As I sit here in Lowell, Massachusetts it’s 80 degrees in mid-october and a stunning indian summer day. While I have lived here my entire life, I’m always grateful to be able to enjoy the beauty of the Fall in the Greater Merrimack Valley. Over the years, I have found so many beautiful places to walk and enjoy the season and below are my top 5 choices I wanted to share with you. The Greater Merrimack Valley is close to our peak season and the colder days and evenings will soon be upon us so while you have a chance I encourage you to get lost with nature, enjoy the brilliance of colors and feed your soul. You’ll be glad you did!
The Lowell Cemetery
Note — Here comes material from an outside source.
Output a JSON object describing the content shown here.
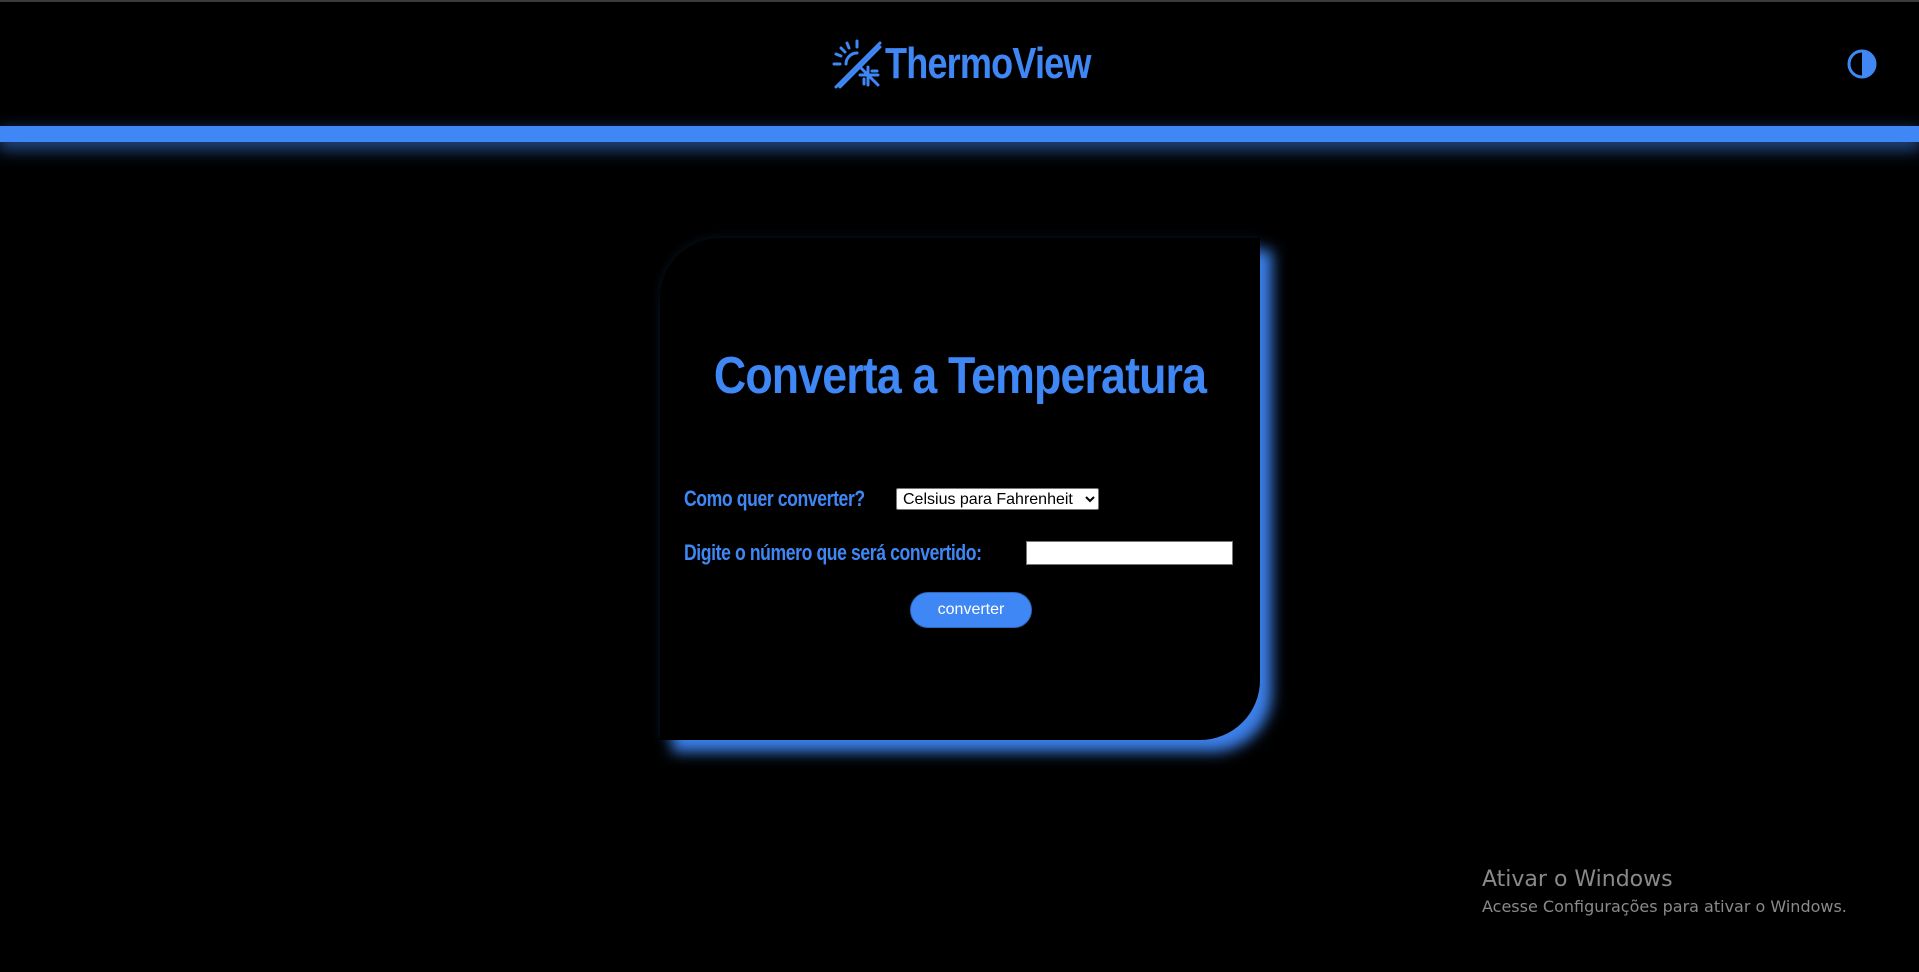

The Lowell Cemetery is a perfect place to take a lovely walk among beautiful foliage and wildlife. Listed on the National Register of Historic Places, the Lowell Cemetery is one of America’s most beautiful Victorian garden cemeteries, home to the final resting places of many prominent local figures and heroes from the Civil War. The arboretum houses a wide variety of trees and plants, all labeled to satisfy the curiosity of plant lovers. An assortment of wild creatures, rarely seen in the city, also make their homes there, including red-tailed hawks and rabbits. The cemetery staff offers free guided tours of the property throughout the fall season. Free parking is available just outside the cemetery gates.
Great Meadows National Wildlife Refuge
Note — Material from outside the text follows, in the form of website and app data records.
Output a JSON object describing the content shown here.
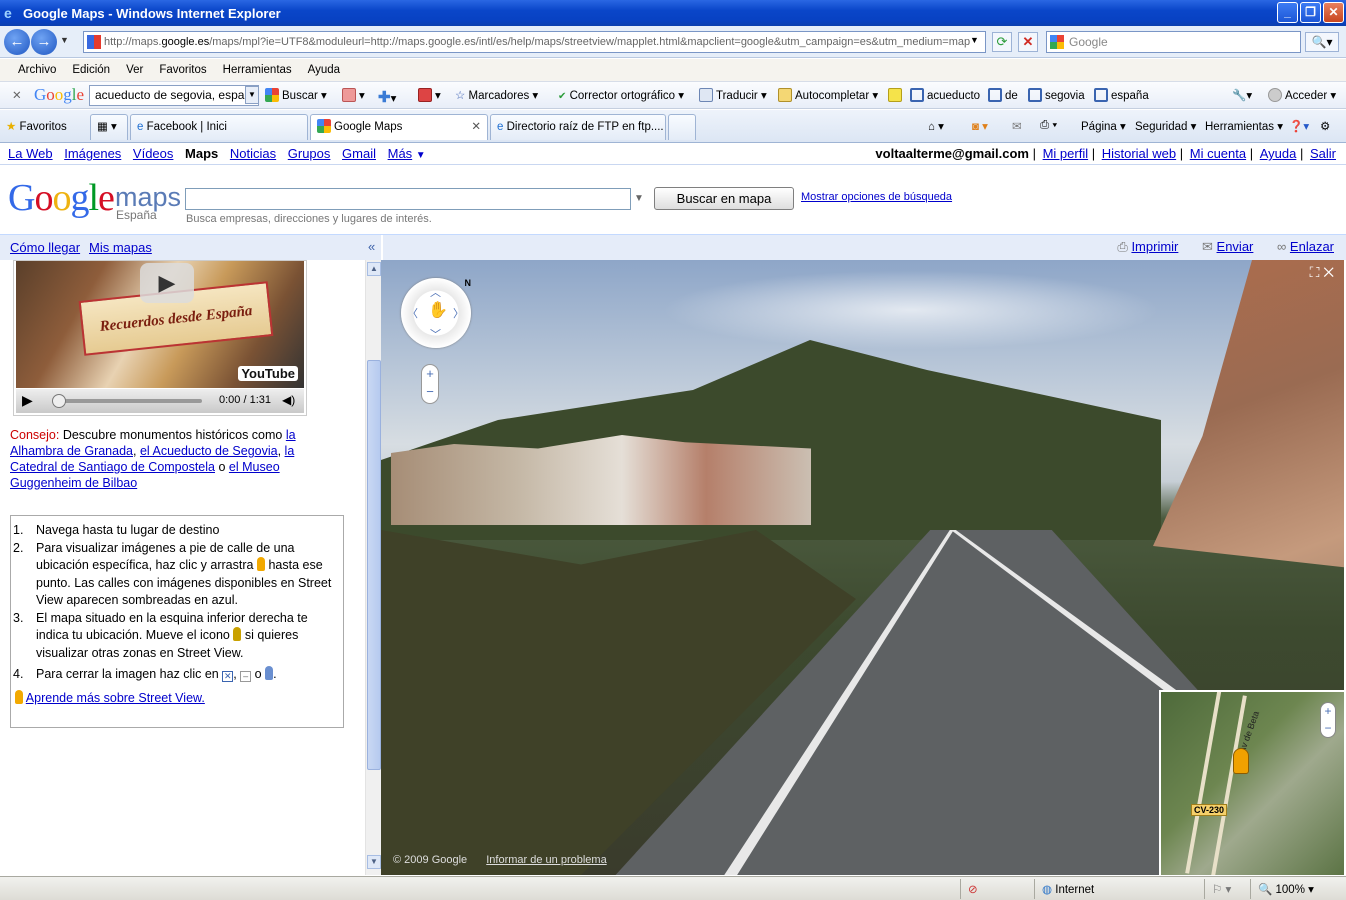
{
  "window": {
    "title": "Google Maps - Windows Internet Explorer"
  },
  "address": {
    "url_prefix": "http://maps.",
    "url_host": "google.es",
    "url_rest": "/maps/mpl?ie=UTF8&moduleurl=http://maps.google.es/intl/es/help/maps/streetview/mapplet.html&mapclient=google&utm_campaign=es&utm_medium=map",
    "search_placeholder": "Google"
  },
  "menu": [
    "Archivo",
    "Edición",
    "Ver",
    "Favoritos",
    "Herramientas",
    "Ayuda"
  ],
  "google_toolbar": {
    "logo": "Google",
    "query": "acueducto de segovia, españa",
    "buscar": "Buscar",
    "marcadores": "Marcadores",
    "corrector": "Corrector ortográfico",
    "traducir": "Traducir",
    "autocompletar": "Autocompletar",
    "terms": [
      "acueducto",
      "de",
      "segovia",
      "españa"
    ],
    "acceder": "Acceder"
  },
  "favorites_bar": {
    "favoritos": "Favoritos",
    "tabs": [
      "Facebook | Inici",
      "Google Maps",
      "Directorio raíz de FTP en ftp...."
    ],
    "commands": [
      "Página",
      "Seguridad",
      "Herramientas"
    ]
  },
  "gbar": {
    "links": [
      "La Web",
      "Imágenes",
      "Vídeos",
      "Maps",
      "Noticias",
      "Grupos",
      "Gmail",
      "Más"
    ],
    "email": "voltaalterme@gmail.com",
    "right_links": [
      "Mi perfil",
      "Historial web",
      "Mi cuenta",
      "Ayuda",
      "Salir"
    ]
  },
  "header": {
    "logo_google": "Google",
    "logo_maps": "maps",
    "logo_country": "España",
    "search_button": "Buscar en mapa",
    "search_options": "Mostrar opciones de búsqueda",
    "search_hint": "Busca empresas, direcciones y lugares de interés."
  },
  "panelbar": {
    "como_llegar": "Cómo llegar",
    "mis_mapas": "Mis mapas",
    "imprimir": "Imprimir",
    "enviar": "Enviar",
    "enlazar": "Enlazar"
  },
  "video": {
    "caption": "Recuerdos desde España",
    "brand": "YouTube",
    "time": "0:00 / 1:31"
  },
  "tip": {
    "label": "Consejo:",
    "text": "Descubre monumentos históricos como",
    "link1": "la Alhambra de Granada",
    "sep1": ",",
    "link2": "el Acueducto de Segovia",
    "sep2": ",",
    "link3": "la Catedral de Santiago de Compostela",
    "sep3": "o",
    "link4": "el Museo Guggenheim de Bilbao"
  },
  "steps": {
    "s1_num": "1.",
    "s1": "Navega hasta tu lugar de destino",
    "s2_num": "2.",
    "s2a": "Para visualizar imágenes a pie de calle de una ubicación específica, haz clic y arrastra",
    "s2b": "hasta ese punto. Las calles con imágenes disponibles en Street View aparecen sombreadas en azul.",
    "s3_num": "3.",
    "s3a": "El mapa situado en la esquina inferior derecha te indica tu ubicación. Mueve el icono",
    "s3b": "si quieres visualizar otras zonas en Street View.",
    "s4_num": "4.",
    "s4a": "Para cerrar la imagen haz clic en",
    "s4b": ",",
    "s4c": "o",
    "s4d": ".",
    "learn": "Aprende más sobre Street View."
  },
  "streetview": {
    "copyright": "© 2009 Google",
    "report": "Informar de un problema",
    "compass_n": "N",
    "minimap_road": "CV-230",
    "minimap_street": "Av de Beta"
  },
  "status": {
    "zone": "Internet",
    "zoom": "100%"
  }
}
Among the Merrimack Valley’s most incredible wild places is the Great Meadows National Wildlife Refuge in Concord and Sudbury. Great Meadows offers miles of walking trails and wildlife observation areas throughout its 3,600-acre property. One of the most valuable wetlands conservation areas in the Northeast, Great Meadows provides habitat for several species of migratory birds, deer and many other animals. Located only 20 miles west of Boston, just off of Route 2, Great Meadows offers a great opportunity for people to spend time with nature.
Battle road at Minuteman National Park, Concord
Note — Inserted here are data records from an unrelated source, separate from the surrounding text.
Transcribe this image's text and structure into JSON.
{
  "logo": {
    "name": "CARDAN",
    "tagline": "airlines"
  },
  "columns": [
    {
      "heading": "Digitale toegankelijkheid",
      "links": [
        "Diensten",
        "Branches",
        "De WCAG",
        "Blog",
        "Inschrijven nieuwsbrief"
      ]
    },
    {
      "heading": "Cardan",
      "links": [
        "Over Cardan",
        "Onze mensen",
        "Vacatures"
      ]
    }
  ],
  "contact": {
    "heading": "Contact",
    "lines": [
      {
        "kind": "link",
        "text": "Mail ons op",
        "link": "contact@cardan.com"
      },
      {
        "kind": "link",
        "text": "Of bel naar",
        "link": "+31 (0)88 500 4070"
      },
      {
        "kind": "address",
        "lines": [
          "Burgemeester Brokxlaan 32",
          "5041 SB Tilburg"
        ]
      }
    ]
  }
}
Explore the Battle Road Trail. This five mile trail connects historic sites from Meriam’s Corner in Concord to the eastern boundary of the Natioanl Park in Lexington. The main theme of the trail is the Battle of April 19, 1775, that launched the American Revolution. Much of the trail follows original remnants of the Battle Road; other sections leave the historic road to follow the route of the Minute Men, traversing farming fields, wetlands, and forests. This trail comes alive with color during the foliage season in Massachusetts.
Great Brook Farm, Carlisle
Great Brook Farm State Park stands as a jewel in northern Massachusetts! Agriculture has been part of Great Brook’s history for centuries. Holsteins have been kept here for over 60 years and current farmer Mark Duffy continues the tradition with his cows. Native Americans had previously used the area for sacred sites. Seventeenth century cellar holes comprise “the city” where early English colonial settlers worked one of numerous mill sites. The park consists of approximately 1000 acres and has over 20 miles of trails available for walkers, hikers, mountain bikers and horseback riders.
Walden Pond State Reservation
Walden Pond, home of Henry David Thoreau, is comprised of 335 acres of protected open space. Because of Thoreau’s legacy, Walden Pond has been designated a National Historic Landmark and is considered the birthplace of the conservation movement. Open year round for day use, the Pond is a great location to observe the beautiful fall foliage, hike the many trails that surround the Pond or even just to take in the beautiful scenic views. Year round interpretive programs and guided walks are also offered to visitors of the Pond. Parking is available at the Walden Pond Visitor Center. Be sure to check out this Visitor Center for information on the area, revolving exhibits and specatular views of Walden Pond.
Until next time,